* _Web page and app entries_:
*-*-*

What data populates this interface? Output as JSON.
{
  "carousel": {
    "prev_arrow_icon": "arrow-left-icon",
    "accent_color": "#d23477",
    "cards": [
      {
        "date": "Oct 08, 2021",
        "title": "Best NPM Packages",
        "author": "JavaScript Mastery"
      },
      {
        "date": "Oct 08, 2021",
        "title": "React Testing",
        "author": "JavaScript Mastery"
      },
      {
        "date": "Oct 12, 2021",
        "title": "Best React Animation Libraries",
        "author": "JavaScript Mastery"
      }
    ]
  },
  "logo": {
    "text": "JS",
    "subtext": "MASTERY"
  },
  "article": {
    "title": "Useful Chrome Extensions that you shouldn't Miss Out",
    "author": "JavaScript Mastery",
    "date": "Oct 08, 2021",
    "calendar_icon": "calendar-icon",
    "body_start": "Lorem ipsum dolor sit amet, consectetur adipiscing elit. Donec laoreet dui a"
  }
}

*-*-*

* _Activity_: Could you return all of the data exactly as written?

* _Answer to the problem_:
What data populates this interface? Output as JSON.
{
  "carousel": {
    "prev_arrow_icon": "arrow-left-icon",
    "accent_color": "#d23477",
    "cards": [
      {
        "date": "Oct 08, 2021",
        "title": "Best NPM Packages",
        "author": "JavaScript Mastery"
      },
      {
        "date": "Oct 08, 2021",
        "title": "React Testing",
        "author": "JavaScript Mastery"
      },
      {
        "date": "Oct 12, 2021",
        "title": "Best React Animation Libraries",
        "author": "JavaScript Mastery"
      }
    ]
  },
  "logo": {
    "text": "JS",
    "subtext": "MASTERY"
  },
  "article": {
    "title": "Useful Chrome Extensions that you shouldn't Miss Out",
    "author": "JavaScript Mastery",
    "date": "Oct 08, 2021",
    "calendar_icon": "calendar-icon",
    "body_start": "Lorem ipsum dolor sit amet, consectetur adipiscing elit. Donec laoreet dui a"
  }
}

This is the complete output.